#### TASK GOAL
Every line below that has "content" in it should be copied.
--------------------
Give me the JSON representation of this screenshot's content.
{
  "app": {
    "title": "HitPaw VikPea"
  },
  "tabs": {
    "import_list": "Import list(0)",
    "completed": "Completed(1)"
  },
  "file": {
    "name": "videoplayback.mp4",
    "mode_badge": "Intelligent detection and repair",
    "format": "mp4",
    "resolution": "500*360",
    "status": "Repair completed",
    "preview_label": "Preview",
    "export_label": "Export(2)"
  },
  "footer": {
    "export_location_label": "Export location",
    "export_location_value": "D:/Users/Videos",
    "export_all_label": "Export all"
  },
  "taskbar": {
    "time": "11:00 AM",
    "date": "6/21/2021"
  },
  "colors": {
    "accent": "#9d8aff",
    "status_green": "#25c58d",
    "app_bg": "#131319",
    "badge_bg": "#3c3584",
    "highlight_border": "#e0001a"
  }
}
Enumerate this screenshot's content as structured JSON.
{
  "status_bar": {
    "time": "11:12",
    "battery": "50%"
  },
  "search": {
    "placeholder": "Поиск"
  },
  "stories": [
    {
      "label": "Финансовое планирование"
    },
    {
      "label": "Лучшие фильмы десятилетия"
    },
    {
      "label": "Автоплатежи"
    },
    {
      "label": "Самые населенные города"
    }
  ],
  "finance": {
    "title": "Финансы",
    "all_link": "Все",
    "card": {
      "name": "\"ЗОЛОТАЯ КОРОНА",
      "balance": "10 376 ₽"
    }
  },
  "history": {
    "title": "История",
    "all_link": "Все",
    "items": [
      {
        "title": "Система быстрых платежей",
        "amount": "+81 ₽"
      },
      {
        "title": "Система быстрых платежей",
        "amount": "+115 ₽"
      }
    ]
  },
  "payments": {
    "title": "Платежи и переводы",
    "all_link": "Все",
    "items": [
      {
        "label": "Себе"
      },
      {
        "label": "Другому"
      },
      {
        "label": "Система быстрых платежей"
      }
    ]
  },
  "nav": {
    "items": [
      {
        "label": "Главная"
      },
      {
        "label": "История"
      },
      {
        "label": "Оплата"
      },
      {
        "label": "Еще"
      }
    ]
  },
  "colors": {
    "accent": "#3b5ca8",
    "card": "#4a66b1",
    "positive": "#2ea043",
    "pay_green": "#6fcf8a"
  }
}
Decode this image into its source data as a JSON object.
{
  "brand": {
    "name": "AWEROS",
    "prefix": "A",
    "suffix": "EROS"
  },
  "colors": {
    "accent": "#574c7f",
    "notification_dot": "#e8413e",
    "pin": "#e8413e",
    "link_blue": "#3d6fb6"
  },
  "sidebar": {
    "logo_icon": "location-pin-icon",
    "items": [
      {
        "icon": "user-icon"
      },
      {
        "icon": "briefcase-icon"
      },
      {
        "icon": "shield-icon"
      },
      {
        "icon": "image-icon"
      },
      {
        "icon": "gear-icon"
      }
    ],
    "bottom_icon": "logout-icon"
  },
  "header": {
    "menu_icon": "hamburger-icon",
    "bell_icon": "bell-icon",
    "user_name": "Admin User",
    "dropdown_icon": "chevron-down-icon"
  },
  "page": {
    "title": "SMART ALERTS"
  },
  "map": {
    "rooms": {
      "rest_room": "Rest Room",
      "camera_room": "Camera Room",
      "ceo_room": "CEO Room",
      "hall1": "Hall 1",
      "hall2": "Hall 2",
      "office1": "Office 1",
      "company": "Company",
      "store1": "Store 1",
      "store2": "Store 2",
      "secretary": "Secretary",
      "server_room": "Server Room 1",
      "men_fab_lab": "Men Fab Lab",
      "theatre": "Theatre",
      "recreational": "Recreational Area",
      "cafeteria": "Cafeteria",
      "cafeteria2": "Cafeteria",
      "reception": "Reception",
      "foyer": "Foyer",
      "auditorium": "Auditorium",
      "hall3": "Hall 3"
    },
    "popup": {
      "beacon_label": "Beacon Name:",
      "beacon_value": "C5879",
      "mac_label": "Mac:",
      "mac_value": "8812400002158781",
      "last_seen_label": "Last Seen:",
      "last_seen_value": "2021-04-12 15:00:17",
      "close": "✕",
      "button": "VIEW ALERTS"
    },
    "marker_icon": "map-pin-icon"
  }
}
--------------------
#### EXERCISE OUTPUT
Give me the JSON representation of this screenshot's content.
Enumerate this screenshot's content as structured JSON.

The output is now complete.